After having our tickets bought, we were asked if we wanted to go to the theater.
“Great! Here, I’ll help you get some tickets.
“Yeah, no, I’ll take what I can get, thanks.
This was not the response we’d hoped for. It seemed like the response was to not get tickets, but for us to “be careful and check with the landlord.
The next month, we watched as the company was canceled and a new show was announced. It was, of course, the “Performance Series” that we wanted to get in on. We checked out that show, and saw that it was not what we had hoped. We were left to wonder if we were getting what we paid for.
The Rise and Fall of the Urbanite Theatre.
The Urbanite Theater, Chicago.
Author(s): Charles J.
Title: The Rise and Fall of the Urbanite Theatre.
Editor: Andrew E.
Series Category(s): Theatre, Arts & Cultures.
Editorial Reviews: This volume presents a rich history of the development of the dramatic arts in Chicago and illustrates the diversity of styles and genres in both past and present productions ranging from the vaudeville-ish variety to the modernist plays such as “The Old Curiosity Shop” to the musical, “The Music Man. ” The author provides a thorough history of the theater industry, giving a historical perspective of the development and growth of Chicago, a city on the cutting edge of the theater world. While the focus of the book is on the city’s history and development, the emphasis is on the history of what is today the nation’s second-largest professional theater district, and how these theaters began and were established here. The book also gives a detailed account about the founding of the City Opera, a theater that is now one of the leading companies in the nation. The author discusses at length the production of the various works, giving an overview of the history of the movement through theater history. The production history of the city’s professional theater, presented in the context of the history of the city itself was one of the highlights of the book. While the book would have benefited by a greater depth of history, it is still a well-written overview of Chicago’s theater history, both on stage as well as in the production world, and one that is of interest to anyone who has researched the history of any of the city’s theaters.
Booklist: Chicago Plays.
Rating: 4, 5 stars.
“Cleveland’s own Urbanite Theater is an entertaining history of Chicago’s theater life. Johnson’s book is a well-researched, entertaining, and fascinating narrative of the history of the City of Chicago. Watson, III, Professor of History, University of Wisconsin–Oshkosh.
Tips of the Day in Programming
This is a guest post from Alex Oleynik, who is now the VP of Engineering at Quercus Technologies, a leader in data science, machine learning, and data visualization technology. Alex is a member of the Quercus Data Science Community, and enjoys sharing his knowledge with the world.

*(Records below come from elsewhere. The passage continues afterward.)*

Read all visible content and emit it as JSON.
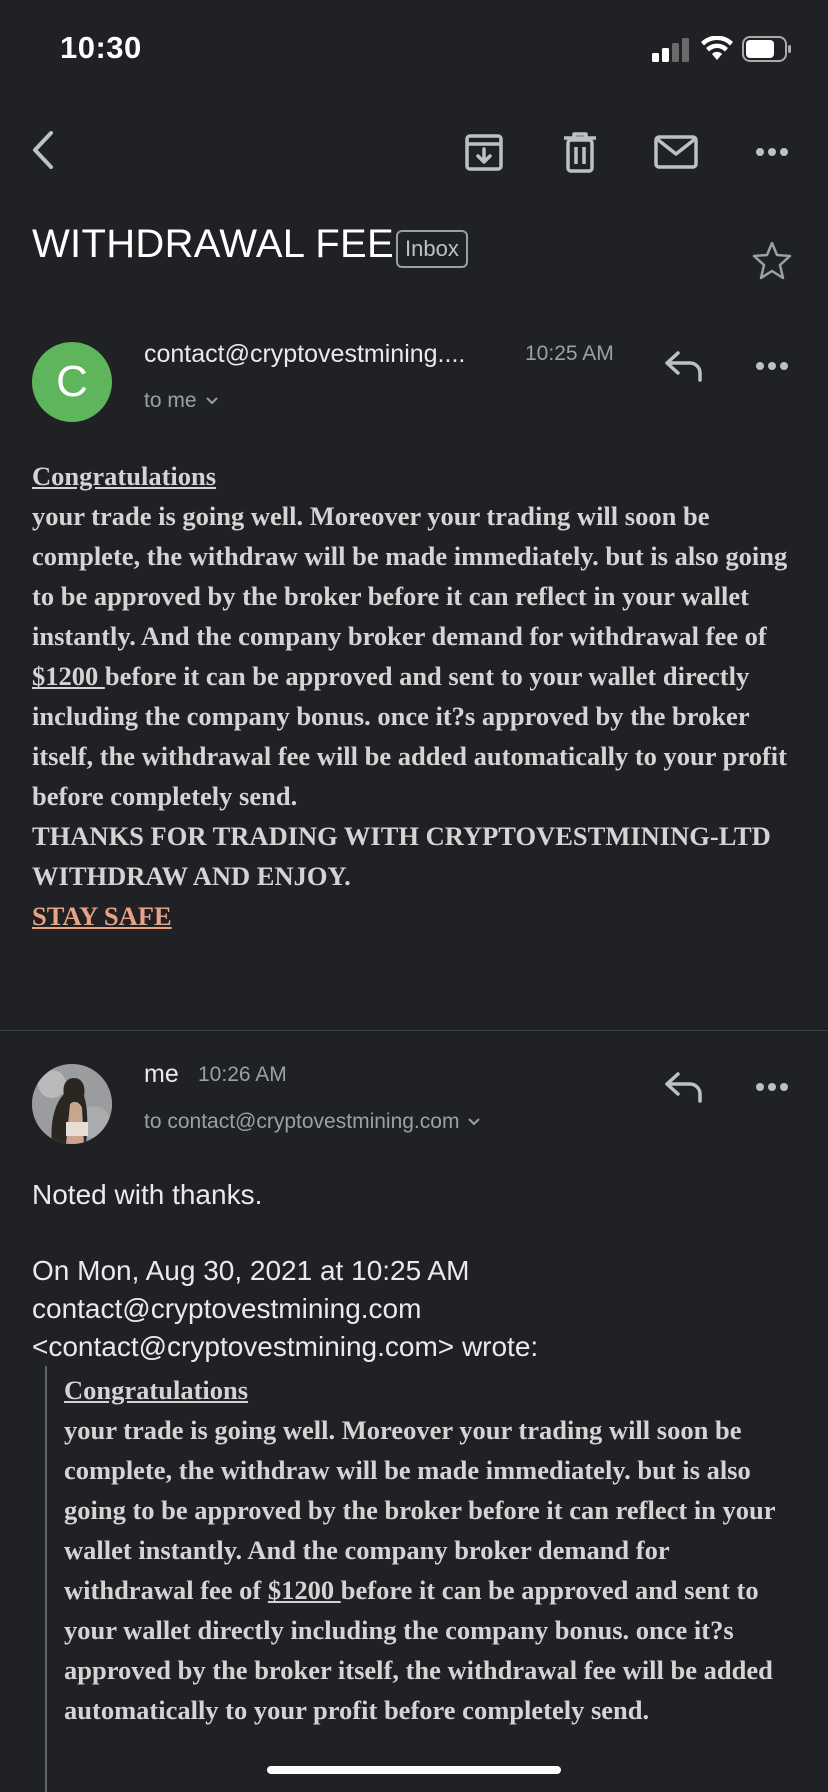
{
  "status_bar": {
    "time": "10:30"
  },
  "toolbar": {
    "back_icon": "chevron-left-icon",
    "archive_icon": "archive-icon",
    "delete_icon": "trash-icon",
    "mark_unread_icon": "mail-icon",
    "more_icon": "more-horizontal-icon"
  },
  "thread": {
    "subject": "WITHDRAWAL FEE",
    "label": "Inbox",
    "star_icon": "star-outline-icon"
  },
  "message1": {
    "avatar_letter": "C",
    "avatar_color": "#5eb55b",
    "sender": "contact@cryptovestmining....",
    "time": "10:25 AM",
    "to": "to me",
    "body": {
      "heading": "Congratulations",
      "text_before_amount": "your trade is going well. Moreover your trading will soon be complete, the withdraw will be made immediately. but is also going to be approved by the broker before it can reflect in your wallet instantly. And the company broker demand for withdrawal fee of ",
      "amount": "$1200 ",
      "text_after_amount": "before it can be approved and sent to your wallet directly including the company bonus. once it?s approved by the broker itself, the withdrawal fee will be added automatically to your profit before completely send.",
      "thanks": "THANKS FOR TRADING WITH CRYPTOVESTMINING-LTD WITHDRAW AND ENJOY.",
      "stay_safe": "STAY SAFE "
    }
  },
  "message2": {
    "sender": "me",
    "time": "10:26 AM",
    "to": "to contact@cryptovestmining.com",
    "reply_text": "Noted with thanks.",
    "quote_header_1": "On Mon, Aug 30, 2021 at 10:25 AM",
    "quote_header_2": "contact@cryptovestmining.com",
    "quote_header_3": "<contact@cryptovestmining.com> wrote:",
    "quoted": {
      "heading": "Congratulations",
      "text_before_amount": "your trade is going well. Moreover your trading will soon be complete, the withdraw will be made immediately. but is also going to be approved by the broker before it can reflect in your wallet instantly. And the company broker demand for withdrawal fee of ",
      "amount": "$1200 ",
      "text_after_amount": "before it can be approved and sent to your wallet directly including the company bonus. once it?s approved by the broker itself, the withdrawal fee will be added automatically to your profit before completely send."
    }
  },
  "colors": {
    "background": "#202124",
    "stay_safe": "#e8a385",
    "avatar": "#5eb55b"
  }
}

Type systems were first introduced by the late type-systems pioneer Alex Woolfson in his book The Pragmatic Programmer, although that book was primarily about type systems as a programming language feature, rather than a part of a type system itself. Recently, the book has been out of print and recently updated for a new edition, which I have reviewed recently.
Type systems are a collection of language features that help you design a type system. It goes much deeper than that. Type systems are a set of language features that allow you to write programs that conform to a type system rather than rely on an implementation detail like whether a data type is immutable or mutable.